Director, Post-baccalaureate Certificate Program in Autism Studies
Raising a child on the autism spectrum, Connie Anderson learned a lot about disease advocacy. “It continues to amaze me that there is still so little understanding of what autism actually is,” says Anderson. “It’s common even for professionals who serve individuals with autism, such as educators and health or mental health professionals, to know very little about the gifts and challenges associated with it.”
While applying her research and advocacy skills at Kennedy Krieger Institute’s Interactive Autism Network (IAN), Anderson began teaching part time at Towson University. She became passionate about the Post-baccalaureate Certificate (PBC) Program in Autism Studies, and jumped at the chance to direct the graduate program.
“TU is addressing an unmet need through its PBC in Autism Studies,” says Anderson. “Professionals who enter the field need credentials and are eager for information to build their knowledge base.”
Anderson’s ultimate dream is to contribute to school, health care and other key systems that are understanding and friendly to individuals with autism. “We must create change in the community about how people view autism,” says Anderson. “That means seeding the community with empathetic, autism-savvy professionals who can change the culture around them.”

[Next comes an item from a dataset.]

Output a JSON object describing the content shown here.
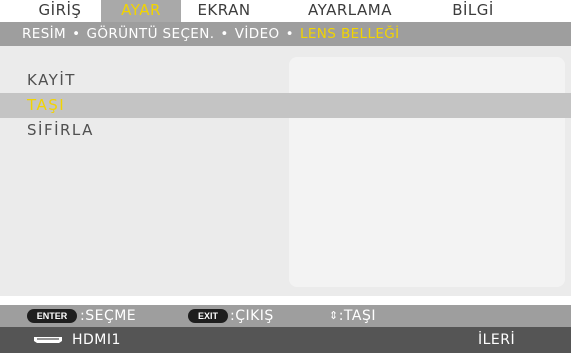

In addition to teaching, Anderson is pursuing an interview-based research project on outcomes for young adults on the spectrum after they graduate from high school. “It is very exciting to provide the information on young adult outcomes that is so urgently needed right now. At the same time, I love interacting with students and making an impact in the community.”